“Overall, there are lots of exciting projects underway and, from a personal perspective, it’s great to use my key strengths in a new role.”
From a female perspective, would you say your gender has impacted your career in some way?
“Personally, I wouldn’t say my career has been impacted positively or negatively by being a woman. However, I am aware that my experience does not necessarily reflect that of other women in the real estate and construction industry.
“Throughout my career, I have been mentored by many successful and inspired people, the majority of whom have been men. However, for women entering the industry today, there are a large number of female role models embedded in many top companies, challenging assumptions about what it is like to work in the industry. ‘industry.
“In terms of confidence and career opportunities, I think it’s very important for young women to see and be influenced by other successful women. Gender representation is something that is becoming increasingly important, both professionally and personally, so it is important to ensure that there is gender balance and representation in leadership positions. It’s great to see companies in the sector, and society as a whole, moving in an increasingly diverse and inclusive direction.
Can you share some of your career highlights?
“Being promoted to Senior Manager at Lichfields was a particularly proud moment for me. I was the first female graduate to reach this level in the business and was promoted whilst pregnant with my second child. Another highlight of my career at Lichfields came when I was chosen to manage the development project for DIRFT, which is Prologis’ greatest asset in the UK.

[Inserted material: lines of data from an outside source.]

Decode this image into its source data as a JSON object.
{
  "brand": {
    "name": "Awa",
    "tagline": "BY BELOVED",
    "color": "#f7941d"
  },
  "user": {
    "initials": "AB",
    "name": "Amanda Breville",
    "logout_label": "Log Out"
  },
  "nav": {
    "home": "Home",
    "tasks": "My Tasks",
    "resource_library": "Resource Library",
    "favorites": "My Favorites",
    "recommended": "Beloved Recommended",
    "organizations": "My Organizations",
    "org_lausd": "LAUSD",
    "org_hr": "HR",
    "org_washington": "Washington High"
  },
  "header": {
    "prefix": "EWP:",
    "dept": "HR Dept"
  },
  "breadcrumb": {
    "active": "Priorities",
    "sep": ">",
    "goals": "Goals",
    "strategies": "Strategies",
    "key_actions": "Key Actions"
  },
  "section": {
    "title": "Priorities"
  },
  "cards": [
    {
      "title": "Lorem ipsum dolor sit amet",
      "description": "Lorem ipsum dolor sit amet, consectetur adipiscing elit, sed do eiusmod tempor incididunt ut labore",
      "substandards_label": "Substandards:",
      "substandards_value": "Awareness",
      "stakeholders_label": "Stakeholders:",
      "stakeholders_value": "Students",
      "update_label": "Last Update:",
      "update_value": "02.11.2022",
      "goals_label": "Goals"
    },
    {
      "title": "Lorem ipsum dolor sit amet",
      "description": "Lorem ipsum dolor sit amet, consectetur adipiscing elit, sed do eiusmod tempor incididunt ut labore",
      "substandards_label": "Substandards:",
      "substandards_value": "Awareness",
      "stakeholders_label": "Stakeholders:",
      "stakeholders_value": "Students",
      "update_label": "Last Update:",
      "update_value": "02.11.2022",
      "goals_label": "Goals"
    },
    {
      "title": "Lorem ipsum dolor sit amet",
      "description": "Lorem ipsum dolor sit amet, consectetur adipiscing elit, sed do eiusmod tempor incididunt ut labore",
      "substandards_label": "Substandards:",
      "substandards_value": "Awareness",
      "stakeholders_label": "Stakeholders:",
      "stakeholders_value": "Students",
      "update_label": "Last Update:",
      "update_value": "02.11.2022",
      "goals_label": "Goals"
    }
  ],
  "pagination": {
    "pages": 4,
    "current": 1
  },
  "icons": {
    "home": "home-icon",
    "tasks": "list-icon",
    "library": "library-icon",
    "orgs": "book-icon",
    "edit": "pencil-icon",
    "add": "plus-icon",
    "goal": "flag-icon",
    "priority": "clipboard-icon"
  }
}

“Balancing a full-time career with a family is not an easy task; it takes a lot of time management and prioritization. Fortunately, I have a very supportive partner. My hope is that my example will help other young people see that it is possible to manage the responsibilities of a young family and pursue professional and personal goals at the same time. One should not come at the expense of the other. »
What would you say to other young women considering a career in real estate and construction?
“This industry is incredibly varied and goes far beyond the simple construction of buildings. In addition to planning, there are plenty of opportunities to specialize and help real estate companies achieve their goals, and there really is something for everyone. This is a dynamic industry where there are many opportunities to innovate and pursue rewarding careers, and I hope more talented young people choose to join the industry.
“Throughout my career, I’ve interviewed a lot of people, so I’ve learned a thing or two about what makes a good candidate. Communication skills are extremely important. Throughout your career, you’ll want to focus on building strong, positive relationships, and strong communication skills are an essential part of that. Other key skills to focus on include time management, attention to detail, and demonstrating business awareness. »
Do you have any other observations on what it takes to work in a male-dominated industry?
“The pandemic has completely changed the way we work. In my opinion, the shift to flexible working has been very positive. Balancing a family with young children and high-pressure work has created some testing moments over the past couple of years, but thankfully that’s over now and in the long run flexible working is here to stay.
“Overall, I look forward to doing my part to support efforts to improve gender diversity and social inclusion in the sector and I hope others will do the same.”